What is anemia in cats?
The medical term anemia represents a drop in the number of hemoglobin or red blood cells (or both) circulating throughout your cat's body. While anemia is not a specific disease in itself, it's typically a sign of another condition or disease.
If you've wondered why your cat is breathing rapidly even when lying still, has seemed uninterested in treats or food, has been acting more lethargic than usual, they may well be suffering from anemia.
Types of Anemia in Cats
There are three types of anemia in cats - regenerative, non-regenerative, and autoimmune hemolytic anemia The causes for each vary.
Infection, parasites, serious illness (such as cancer), injury or sudden or acute blood loss can lead to regenerative anemia in cats. Serious illnesses or conditions can destroy red blood cells. Younger cats tend to be diagnosed with regenerative anemia more often.
Liver disease, bone marrow disorders and other chronic diseases can cause non-regenerative anemia in cats.
Anemia in cats with kidney failure is also common as malfunctioning kidneys are the most underlying cause of this type of anemia. Normally functioning kidneys produce a hormone that assists in the production of red blood cells. However, when the kidneys are malfunctioning, those cells will not be replaced as quickly as your cat's body uses them, which leads to anemia.
Older cats are more often affected by non-regenerative anemia.
Autoimmune Hemolytic Anemia
Autoimmune Hemolytic Anemia (AIHA) in cats is an immune system disease in which the body destroys red blood cells. The disease is also sometimes referred to as immune-mediated hemolytic anemia (IMHA).
AIHA is more often secondary because an underlying toxin or disease alters the surface of the red blood cells. Most cats with AIHA have severe anemia, which causes symptoms such as pale gums (usually, the gums are normally pink or red in color).
Symptoms of Anemia in Cats
The underlying cause of illness, as well as its severity and duration, determine which symptoms of anemia your cat will exhibit.
The most common symptoms can include:
- Rapid breathing
- Shortness of breath
- Lethargy or lack of energy
- Loss of appetite
Other symptoms may include:
- Increased heart rate
- Jaundice (yellowish color in eyes, skin, or gums if red blood cells have been destroyed)
- Pale or white gums
What should I do if my cat shows symptoms of anemia?

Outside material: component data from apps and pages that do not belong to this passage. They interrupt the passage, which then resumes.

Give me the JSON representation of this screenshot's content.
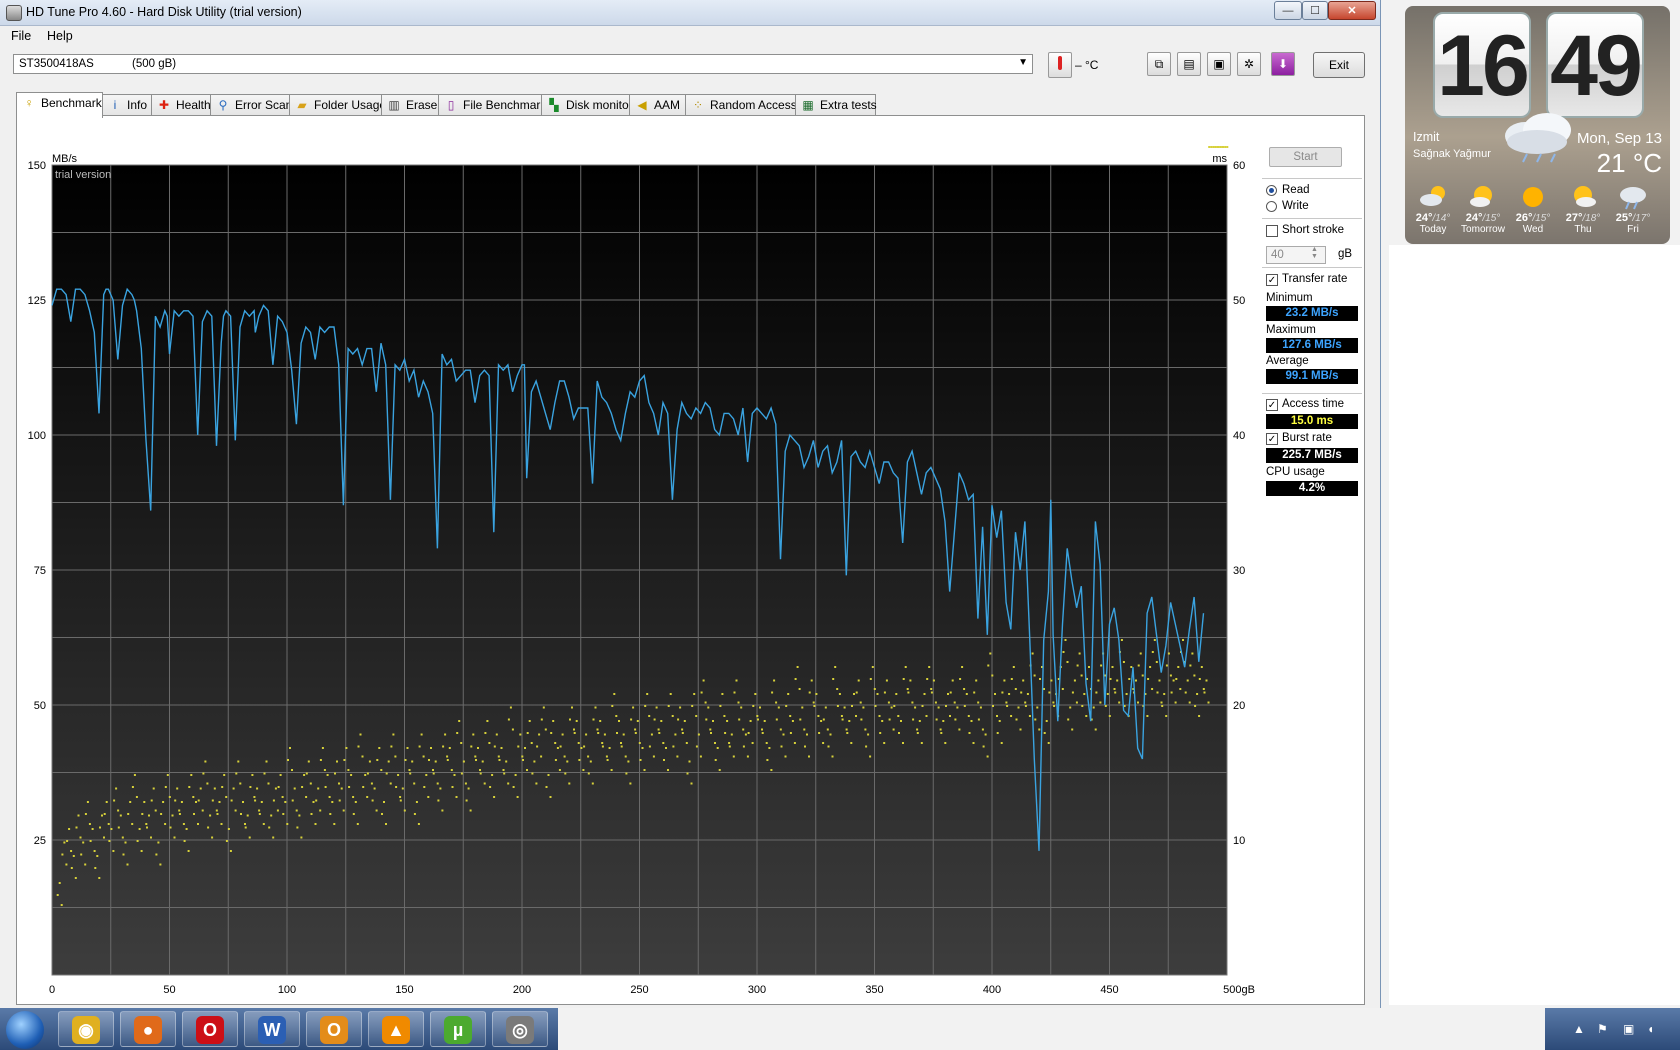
{
  "window": {
    "title": "HD Tune Pro 4.60 - Hard Disk Utility (trial version)"
  },
  "titlebar_buttons": {
    "minimize": "—",
    "maximize": "☐",
    "close": "✕"
  },
  "menu": [
    "File",
    "Help"
  ],
  "drive": {
    "name": "ST3500418AS",
    "size": "(500 gB)",
    "temperature": "– °C"
  },
  "toolbar": {
    "exit_label": "Exit"
  },
  "tabs": [
    "Benchmark",
    "Info",
    "Health",
    "Error Scan",
    "Folder Usage",
    "Erase",
    "File Benchmark",
    "Disk monitor",
    "AAM",
    "Random Access",
    "Extra tests"
  ],
  "benchmark": {
    "start_label": "Start",
    "read_label": "Read",
    "write_label": "Write",
    "mode_selected": "Read",
    "short_stroke_label": "Short stroke",
    "short_stroke_checked": false,
    "short_stroke_value": "40",
    "short_stroke_unit": "gB",
    "transfer_rate_label": "Transfer rate",
    "transfer_rate_checked": true,
    "minimum_label": "Minimum",
    "minimum_value": "23.2 MB/s",
    "maximum_label": "Maximum",
    "maximum_value": "127.6 MB/s",
    "average_label": "Average",
    "average_value": "99.1 MB/s",
    "access_time_label": "Access time",
    "access_time_checked": true,
    "access_time_value": "15.0 ms",
    "burst_rate_label": "Burst rate",
    "burst_rate_checked": true,
    "burst_rate_value": "225.7 MB/s",
    "cpu_usage_label": "CPU usage",
    "cpu_usage_value": "4.2%"
  },
  "colors": {
    "transfer_line": "#3aa3e0",
    "access_dots": "#d7d13a",
    "value_blue": "#3da4ff",
    "value_yellow": "#ffff40",
    "value_white": "#ffffff"
  },
  "chart_data": {
    "type": "line",
    "watermark": "trial version",
    "left_axis": {
      "label": "MB/s",
      "range": [
        0,
        150
      ],
      "ticks": [
        "150",
        "125",
        "100",
        "75",
        "50",
        "25"
      ]
    },
    "right_axis": {
      "label": "ms",
      "range": [
        0,
        60
      ],
      "ticks": [
        "60",
        "50",
        "40",
        "30",
        "20",
        "10"
      ]
    },
    "x_axis": {
      "range": [
        0,
        500
      ],
      "ticks": [
        "0",
        "50",
        "100",
        "150",
        "200",
        "250",
        "300",
        "350",
        "400",
        "450",
        "500gB"
      ]
    },
    "grid": true,
    "transfer_rate": {
      "x": [
        0,
        2,
        4,
        6,
        8,
        10,
        12,
        14,
        16,
        18,
        20,
        22,
        23,
        24,
        26,
        28,
        30,
        32,
        34,
        35,
        36,
        38,
        40,
        42,
        44,
        46,
        48,
        49,
        50,
        52,
        54,
        56,
        58,
        60,
        62,
        64,
        66,
        68,
        70,
        72,
        73,
        74,
        76,
        78,
        80,
        82,
        84,
        86,
        86.5,
        88,
        90,
        92,
        94,
        96,
        98,
        100,
        102,
        104,
        106,
        108,
        110,
        112,
        114,
        116,
        118,
        120,
        122,
        124,
        126,
        128,
        130,
        132,
        134,
        136,
        138,
        140,
        142,
        144,
        146,
        148,
        150,
        152,
        154,
        156,
        158,
        160,
        162,
        164,
        166,
        168,
        170,
        172,
        174,
        176,
        178,
        180,
        182,
        184,
        186,
        188,
        190,
        192,
        194,
        196,
        198,
        200,
        201,
        202,
        204,
        206,
        208,
        210,
        212,
        214,
        216,
        218,
        220,
        222,
        224,
        226,
        228,
        230,
        232,
        234,
        236,
        238,
        240,
        242,
        244,
        246,
        248,
        250,
        252,
        254,
        256,
        258,
        260,
        262,
        264,
        266,
        268,
        270,
        272,
        274,
        276,
        278,
        280,
        282,
        284,
        286,
        288,
        290,
        292,
        294,
        296,
        298,
        300,
        302,
        304,
        306,
        308,
        310,
        312,
        314,
        316,
        318,
        320,
        322,
        324,
        326,
        328,
        330,
        332,
        334,
        336,
        338,
        340,
        342,
        344,
        346,
        348,
        350,
        352,
        354,
        356,
        358,
        360,
        362,
        364,
        366,
        368,
        370,
        372,
        374,
        376,
        378,
        380,
        382,
        384,
        386,
        388,
        390,
        392,
        394,
        396,
        398,
        400,
        402,
        404,
        406,
        408,
        410,
        412,
        414,
        416,
        418,
        420,
        422,
        424,
        425,
        426,
        428,
        430,
        432,
        434,
        436,
        438,
        440,
        442,
        444,
        446,
        448,
        450,
        452,
        454,
        456,
        458,
        460,
        462,
        464,
        466,
        468,
        470,
        472,
        474,
        476,
        478,
        480,
        482,
        484,
        486,
        488,
        490,
        492,
        494,
        496,
        498,
        500
      ],
      "values": [
        124,
        127,
        127,
        126,
        121,
        127,
        127,
        126,
        123,
        119,
        104,
        126,
        127,
        127,
        125,
        114,
        124,
        127,
        126,
        125,
        123,
        116,
        99,
        86,
        122,
        120,
        123,
        122,
        115,
        123,
        122,
        123,
        123,
        122,
        100,
        121,
        123,
        122,
        98,
        117,
        122,
        123,
        122,
        99,
        120,
        123,
        122,
        123,
        119,
        122,
        124,
        123,
        113,
        122,
        121,
        119,
        112,
        102,
        117,
        120,
        119,
        114,
        120,
        119,
        120,
        120,
        113,
        87,
        116,
        115,
        116,
        113,
        116,
        116,
        108,
        117,
        113,
        88,
        113,
        112,
        114,
        110,
        112,
        107,
        110,
        108,
        104,
        79,
        115,
        113,
        114,
        110,
        111,
        112,
        112,
        106,
        111,
        112,
        111,
        82,
        113,
        112,
        113,
        108,
        111,
        113,
        113,
        92,
        108,
        110,
        107,
        104,
        101,
        106,
        110,
        110,
        107,
        103,
        105,
        105,
        105,
        91,
        110,
        107,
        106,
        104,
        101,
        99,
        104,
        108,
        107,
        110,
        111,
        106,
        104,
        100,
        106,
        104,
        88,
        101,
        106,
        104,
        103,
        105,
        104,
        106,
        105,
        101,
        100,
        104,
        104,
        103,
        100,
        105,
        95,
        104,
        105,
        104,
        103,
        105,
        102,
        77,
        97,
        100,
        99,
        98,
        94,
        96,
        99,
        94,
        97,
        98,
        93,
        95,
        99,
        74,
        96,
        97,
        95,
        94,
        97,
        94,
        91,
        95,
        95,
        93,
        92,
        80,
        95,
        97,
        93,
        89,
        93,
        94,
        92,
        90,
        84,
        71,
        82,
        93,
        91,
        88,
        89,
        66,
        83,
        63,
        87,
        81,
        86,
        69,
        64,
        82,
        75,
        84,
        63,
        40,
        23,
        62,
        71,
        88,
        63,
        47,
        65,
        79,
        73,
        68,
        72,
        54,
        47,
        84,
        76,
        50,
        65,
        68,
        62,
        49,
        48,
        57,
        42,
        40,
        67,
        70,
        63,
        56,
        61,
        69,
        65,
        61,
        57,
        64,
        70,
        58,
        67
      ]
    },
    "access_time_ms": {
      "x": [
        2,
        4,
        6,
        8,
        10,
        12,
        14,
        16,
        18,
        20,
        22,
        24,
        26,
        28,
        30,
        32,
        34,
        36,
        38,
        40,
        42,
        44,
        46,
        48,
        50,
        52,
        54,
        56,
        58,
        60,
        62,
        64,
        66,
        68,
        70,
        72,
        74,
        76,
        78,
        80,
        82,
        84,
        86,
        88,
        90,
        92,
        94,
        96,
        98,
        100,
        102,
        104,
        106,
        108,
        110,
        112,
        114,
        116,
        118,
        120,
        122,
        124,
        126,
        128,
        130,
        132,
        134,
        136,
        138,
        140,
        142,
        144,
        146,
        148,
        150,
        152,
        154,
        156,
        158,
        160,
        162,
        164,
        166,
        168,
        170,
        172,
        174,
        176,
        178,
        180,
        182,
        184,
        186,
        188,
        190,
        192,
        194,
        196,
        198,
        200,
        202,
        204,
        206,
        208,
        210,
        212,
        214,
        216,
        218,
        220,
        222,
        224,
        226,
        228,
        230,
        232,
        234,
        236,
        238,
        240,
        242,
        244,
        246,
        248,
        250,
        252,
        254,
        256,
        258,
        260,
        262,
        264,
        266,
        268,
        270,
        272,
        274,
        276,
        278,
        280,
        282,
        284,
        286,
        288,
        290,
        292,
        294,
        296,
        298,
        300,
        302,
        304,
        306,
        308,
        310,
        312,
        314,
        316,
        318,
        320,
        322,
        324,
        326,
        328,
        330,
        332,
        334,
        336,
        338,
        340,
        342,
        344,
        346,
        348,
        350,
        352,
        354,
        356,
        358,
        360,
        362,
        364,
        366,
        368,
        370,
        372,
        374,
        376,
        378,
        380,
        382,
        384,
        386,
        388,
        390,
        392,
        394,
        396,
        398,
        400,
        402,
        404,
        406,
        408,
        410,
        412,
        414,
        416,
        418,
        420,
        422,
        424,
        426,
        428,
        430,
        432,
        434,
        436,
        438,
        440,
        442,
        444,
        446,
        448,
        450,
        452,
        454,
        456,
        458,
        460,
        462,
        464,
        466,
        468,
        470,
        472,
        474,
        476,
        478,
        480,
        482,
        484,
        486,
        488,
        490,
        492,
        494,
        496,
        498
      ],
      "values": [
        6,
        9,
        10,
        8,
        11,
        9,
        12,
        10,
        8,
        11,
        12,
        10,
        13,
        11,
        9,
        12,
        14,
        10,
        12,
        11,
        13,
        9,
        12,
        14,
        11,
        13,
        12,
        10,
        14,
        12,
        13,
        15,
        11,
        13,
        12,
        14,
        10,
        13,
        15,
        12,
        11,
        14,
        13,
        12,
        15,
        11,
        13,
        14,
        12,
        16,
        13,
        11,
        14,
        15,
        12,
        13,
        16,
        14,
        12,
        15,
        13,
        16,
        14,
        12,
        17,
        14,
        15,
        13,
        16,
        12,
        15,
        17,
        14,
        13,
        16,
        15,
        12,
        17,
        14,
        16,
        15,
        13,
        17,
        16,
        14,
        18,
        15,
        13,
        17,
        16,
        15,
        18,
        14,
        17,
        16,
        15,
        19,
        14,
        17,
        16,
        18,
        15,
        17,
        19,
        14,
        18,
        16,
        17,
        15,
        19,
        18,
        16,
        17,
        15,
        19,
        18,
        17,
        16,
        20,
        18,
        17,
        15,
        19,
        18,
        16,
        20,
        17,
        19,
        18,
        16,
        20,
        17,
        19,
        18,
        15,
        20,
        17,
        21,
        19,
        18,
        16,
        20,
        18,
        17,
        21,
        19,
        17,
        18,
        20,
        19,
        18,
        16,
        21,
        19,
        17,
        20,
        18,
        22,
        19,
        17,
        21,
        20,
        18,
        19,
        17,
        22,
        20,
        19,
        18,
        20,
        21,
        19,
        17,
        22,
        20,
        18,
        21,
        19,
        20,
        18,
        22,
        21,
        19,
        18,
        20,
        22,
        21,
        19,
        18,
        20,
        21,
        19,
        22,
        20,
        18,
        21,
        19,
        17,
        23,
        20,
        18,
        21,
        20,
        22,
        19,
        21,
        20,
        23,
        19,
        22,
        18,
        21,
        20,
        22,
        24,
        19,
        21,
        23,
        20,
        22,
        19,
        21,
        23,
        20,
        22,
        21,
        24,
        20,
        22,
        21,
        23,
        20,
        22,
        24,
        21,
        20,
        23,
        21,
        22,
        24,
        21,
        23,
        20,
        22,
        21
      ]
    }
  },
  "gadget": {
    "hour": "16",
    "minute": "49",
    "city": "Izmit",
    "condition": "Sağnak Yağmur",
    "date": "Mon, Sep 13",
    "temperature": "21 °C",
    "forecast": [
      {
        "high": "24°",
        "low": "/14°",
        "day": "Today"
      },
      {
        "high": "24°",
        "low": "/15°",
        "day": "Tomorrow"
      },
      {
        "high": "26°",
        "low": "/15°",
        "day": "Wed"
      },
      {
        "high": "27°",
        "low": "/18°",
        "day": "Thu"
      },
      {
        "high": "25°",
        "low": "/17°",
        "day": "Fri"
      }
    ]
  },
  "taskbar": {
    "apps": [
      {
        "name": "chrome",
        "glyph": "◉",
        "color": "#e0b020"
      },
      {
        "name": "firefox",
        "glyph": "●",
        "color": "#e06a1a"
      },
      {
        "name": "opera",
        "glyph": "O",
        "color": "#cc0f16"
      },
      {
        "name": "word",
        "glyph": "W",
        "color": "#2b5fb4"
      },
      {
        "name": "outlook",
        "glyph": "O",
        "color": "#e38c1a"
      },
      {
        "name": "vlc",
        "glyph": "▲",
        "color": "#f08a00"
      },
      {
        "name": "utorrent",
        "glyph": "µ",
        "color": "#4caa2f"
      },
      {
        "name": "hdtune",
        "glyph": "◎",
        "color": "#7a7a7a"
      }
    ],
    "tray": {
      "chevron": "▲",
      "flag": "⚑",
      "network": "▣",
      "volume": "◖"
    }
  }
}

If your cat is displaying any of the symptoms above, book an appointment with your veterinarian as soon as possible for an exam. The vet may run a series of diagnostic blood tests, which are often referred to as complete blood count (CBC).
Your cat will need an official diagnosis and potentially more tests in order to identify which type of anemia they have, as well as the underlying injury, illness, or disease that’s causing the symptoms.
If you discover blood in your cat’s feces or vomit, it is considered a medical emergency that requires immediate attention from your vet.
Treatment & Recovery
When it comes to anemia in cats and what you can expect from treatment and recovery time, beware that the underlying cause of the illness, its severity, and other factors that lead to the anemia will determine the treatment path and prognosis, or recovery, for your cat.
Finding and closely following an appropriate course of treatment is key. Your vet’s diagnosis will be based on a comprehensive assessment of your cat’s health history and clinical symptoms, in addition to a physical examination. The exam may involve bone marrow testing, a complete blood cell count, iron testing, and urinalysis.
If your cat has non-regenerative anemia, this can typically be resolved by diagnosing and treating the underlying disease. If kidney disease is the culprit, your vet may recommend long-term hormone treatments to help red blood cell production.
For secondary AIHA, the goal will be to treat the underlying cause, potentially with toxin antidotes or numerous antibiotics.
Your vet may also recommend changes to medication and diet and will work with you to develop a treatment plan tailored to your cat’s needs, and designed to treat the underlying condition. If your cat is diagnosed with severe anemia, a blood transfusion may be required.
Note: The advice provided in this post is intended for informational purposes and does not constitute medical advice regarding pets. For an accurate diagnosis of your pet's condition, please make an appointment with your vet.